Illinois Tollways to charge higher tolls to fund projects
BY MAUDLYNE IHEJIRIKA Staff Reporter firstname.lastname@example.org July 28, 2011 2:04PM
Drivers go east on I-90 at River Road Plaza 19 Thursday. | Scott Stewart~Sun-Times
Updated: July 29, 2011 4:01PM
A toll increase is in the works for the Illinois Tollway system.
I-PASS users will pay 35 to 90 cents more per toll, as of Jan. 1, under plans unveiled Thursday by the Illinois State Toll Highway Authority.
Cash-paying passenger vehicles would continue to pay double the I-PASS rate.
Tollway officials said the increase is needed to pay for $12 billion of work that’s needed for new projects and repairs and improvements.
That includes $8.08 billion in repairs and improvements to the existing tollways and $4.07 billion for new projects — including the Elgin-O’Hare West Bypass and an interchange linking the Tri-State Tollway (I-294) with Interstate 57.
Auto I-PASS users currently pay from 15 cents to $1 across the tollway system, with most toll plazas costing 40 to 80 cents.
Tollway officials said Illinois would still be a relative bargain for drivers, in the bottom third in terms of price among the country’s 41 toll-road agencies.
They also said the proposed menu of road improvements should cut commuting times for many drivers.
“This plan is very necessary, because not only does it include all of the tollway’s existing system needs for the next 15 years, it also includes critical projects,” state Tollway Executive Director Kristi Lafleur said.
“We can continue to patch, but there’s a cost of doing nothing and that’s the cost of congestion in the Chicago area. We are the number one most congested region in the country,” Lafleur said.
Officials also argued the 15-year plan could create some 120,000 permanent jobs in the region, adding $21 billion to the economy.
The last toll increase came in 2005, for trucks and cash-paying customers, while I-PASS users have continued to pay a rate in place since 1983, officials noted.
Originally, motorists were promised that tolls would be temporary. The state law that created the tollway system in 1953 stipulated that toll roads would become freeways when construction bonds are paid off.
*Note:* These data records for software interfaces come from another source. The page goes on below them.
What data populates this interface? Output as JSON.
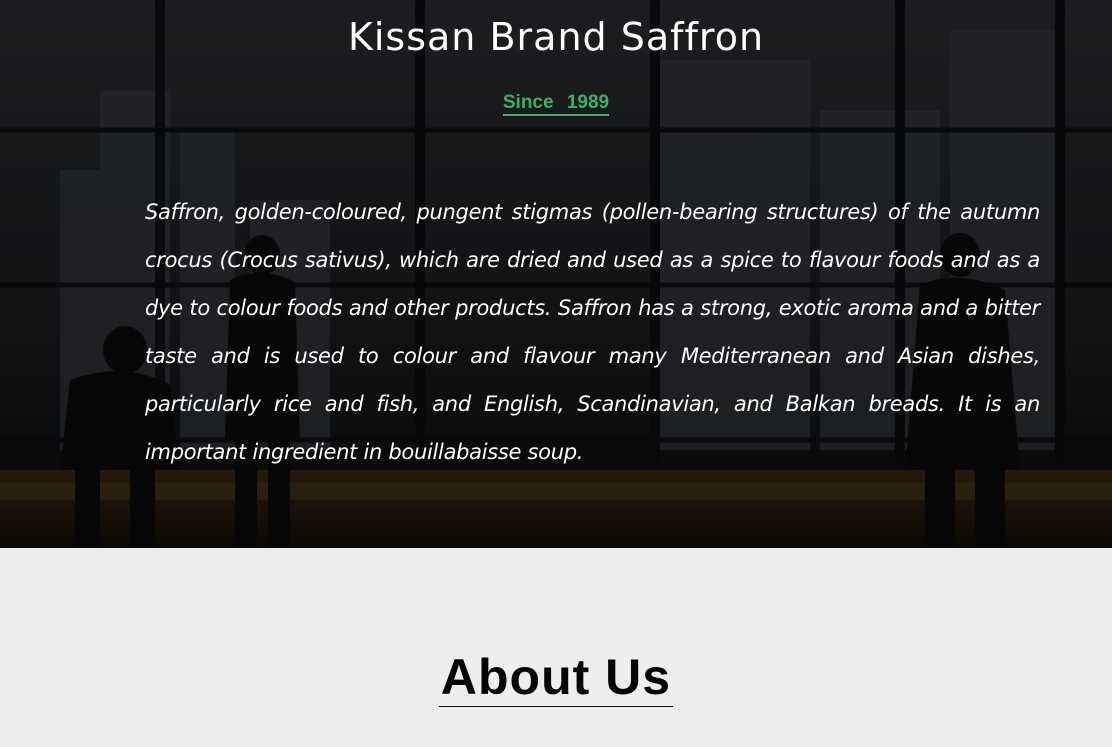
{
  "hero": {
    "title": "Kissan Brand Saffron",
    "since_link": "Since 1989",
    "description": "Saffron, golden-coloured, pungent stigmas (pollen-bearing structures) of the autumn crocus (Crocus sativus), which are dried and used as a spice to flavour foods and as a dye to colour foods and other products. Saffron has a strong, exotic aroma and a bitter taste and is used to colour and flavour many Mediterranean and Asian dishes, particularly rice and fish, and English, Scandinavian, and Balkan breads. It is an important ingredient in bouillabaisse soup."
  },
  "about": {
    "heading": "About Us"
  },
  "colors": {
    "accent_green": "#3fae6a",
    "hero_overlay": "#0c0c0d",
    "section_bg": "#eeeeee"
  }
}
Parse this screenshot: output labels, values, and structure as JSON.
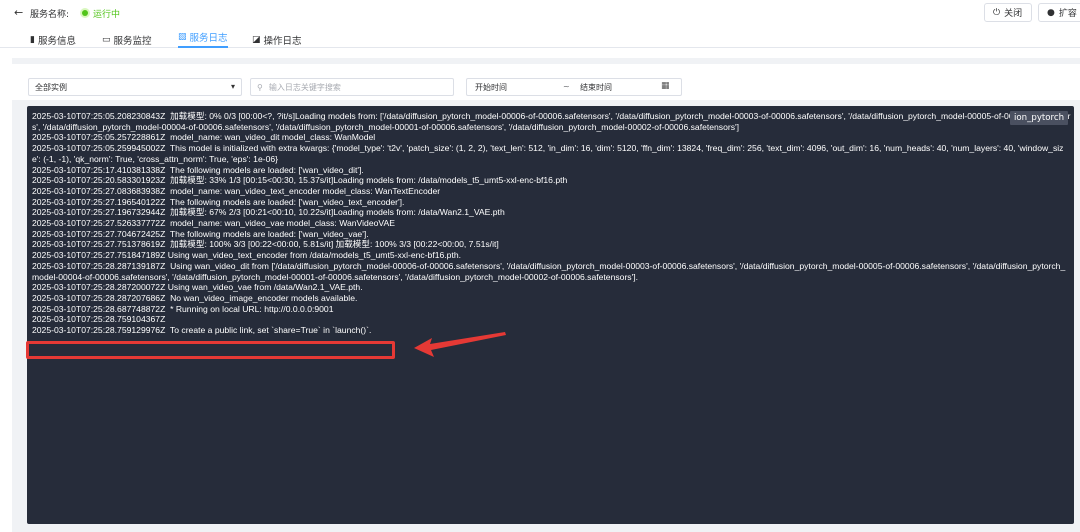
{
  "header": {
    "back_icon": "←",
    "service_name_label": "服务名称:",
    "status_text": "运行中",
    "status_color": "#52c41a",
    "close_icon": "⏻",
    "close_label": "关闭",
    "expand_icon": "●",
    "expand_label": "扩容"
  },
  "tabs": [
    {
      "icon": "▮",
      "label": "服务信息"
    },
    {
      "icon": "▭",
      "label": "服务监控"
    },
    {
      "icon": "▧",
      "label": "服务日志"
    },
    {
      "icon": "◪",
      "label": "操作日志"
    }
  ],
  "active_tab": 2,
  "accent_color": "#409eff",
  "filters": {
    "instance_select": {
      "value": "全部实例",
      "arrow": "▾"
    },
    "search": {
      "icon": "⚲",
      "placeholder": "输入日志关键字搜索"
    },
    "date_range": {
      "start_placeholder": "开始时间",
      "separator": "~",
      "end_placeholder": "结束时间",
      "calendar_icon": "▦"
    }
  },
  "console": {
    "background": "#262c3a",
    "collapse_tag": "ion_pytorch",
    "lines": [
      "2025-03-10T07:25:05.208230843Z  加载模型: 0% 0/3 [00:00<?, ?it/s]Loading models from: ['/data/diffusion_pytorch_model-00006-of-00006.safetensors', '/data/diffusion_pytorch_model-00003-of-00006.safetensors', '/data/diffusion_pytorch_model-00005-of-00006.safetensors', '/data/diffusion_pytorch_model-00004-of-00006.safetensors', '/data/diffusion_pytorch_model-00001-of-00006.safetensors', '/data/diffusion_pytorch_model-00002-of-00006.safetensors']",
      "2025-03-10T07:25:05.257228861Z  model_name: wan_video_dit model_class: WanModel",
      "2025-03-10T07:25:05.259945002Z  This model is initialized with extra kwargs: {'model_type': 't2v', 'patch_size': (1, 2, 2), 'text_len': 512, 'in_dim': 16, 'dim': 5120, 'ffn_dim': 13824, 'freq_dim': 256, 'text_dim': 4096, 'out_dim': 16, 'num_heads': 40, 'num_layers': 40, 'window_size': (-1, -1), 'qk_norm': True, 'cross_attn_norm': True, 'eps': 1e-06}",
      "2025-03-10T07:25:17.410381338Z  The following models are loaded: ['wan_video_dit'].",
      "2025-03-10T07:25:20.583301923Z  加载模型: 33% 1/3 [00:15<00:30, 15.37s/it]Loading models from: /data/models_t5_umt5-xxl-enc-bf16.pth",
      "2025-03-10T07:25:27.083683938Z  model_name: wan_video_text_encoder model_class: WanTextEncoder",
      "2025-03-10T07:25:27.196540122Z  The following models are loaded: ['wan_video_text_encoder'].",
      "2025-03-10T07:25:27.196732944Z  加载模型: 67% 2/3 [00:21<00:10, 10.22s/it]Loading models from: /data/Wan2.1_VAE.pth",
      "2025-03-10T07:25:27.526337772Z  model_name: wan_video_vae model_class: WanVideoVAE",
      "2025-03-10T07:25:27.704672425Z  The following models are loaded: ['wan_video_vae'].",
      "2025-03-10T07:25:27.751378619Z  加载模型: 100% 3/3 [00:22<00:00, 5.81s/it] 加载模型: 100% 3/3 [00:22<00:00, 7.51s/it]",
      "2025-03-10T07:25:27.751847189Z Using wan_video_text_encoder from /data/models_t5_umt5-xxl-enc-bf16.pth.",
      "2025-03-10T07:25:28.287139187Z  Using wan_video_dit from ['/data/diffusion_pytorch_model-00006-of-00006.safetensors', '/data/diffusion_pytorch_model-00003-of-00006.safetensors', '/data/diffusion_pytorch_model-00005-of-00006.safetensors', '/data/diffusion_pytorch_model-00004-of-00006.safetensors', '/data/diffusion_pytorch_model-00001-of-00006.safetensors', '/data/diffusion_pytorch_model-00002-of-00006.safetensors'].",
      "2025-03-10T07:25:28.287200072Z Using wan_video_vae from /data/Wan2.1_VAE.pth.",
      "2025-03-10T07:25:28.287207686Z  No wan_video_image_encoder models available.",
      "2025-03-10T07:25:28.687748872Z  * Running on local URL: http://0.0.0.0:9001",
      "2025-03-10T07:25:28.759104367Z",
      "2025-03-10T07:25:28.759129976Z  To create a public link, set `share=True` in `launch()`."
    ]
  },
  "annotation_color": "#e53935"
}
But officials kept issuing new bonds and collecting fares to fund tollway expansions and repairs.
Some of the latest improvements sought are reconstruction and widening of the Jane Addams Memorial Tollway (I-90) — the system’s oldest roadway — from I-294 to Rockford; reconstruction of more than 20 miles of I-294 and the Edens Spur (I-94); and preservation work on the Reagan Memorial (I-88) and Veterans Memorial (I-355) tollways.
Myriad repairs also are sought on roads, bridges and maintenance facilities, and local interchanges.
New projects include the new interchange connecting I-294 to I-57 — one of only two places in the nation where interstates cross but don’t connect, and a new all-electronic Elgin O’Hare West Bypass providing western access to O’Hare.
Also included are planning monies to study the extension of Illinois Route 53 corridor and the Illiana Expressway, and planning for transit on I-90.
Besides the toll rate hike, funding for the plan will come from a previously approved commercial vehicle increased scheduled to take effect in 2015, and through toll revenues from newly built toll facilities.
A series of public hearings on the proposed increase are scheduled to be held Aug. 18, 19 and 22, across the region, with information on locations and times available at www.illinoistollway.com
The Tollway Board of Directors is scheduled to vote on the plan and increases at its Aug. 25 meeting.
“We’ll hear from supporters, and I’m sure we’ll also hear from people who are concerned about the increase, and we’ll take that back and consider it in our decision-making,” said Lafleur.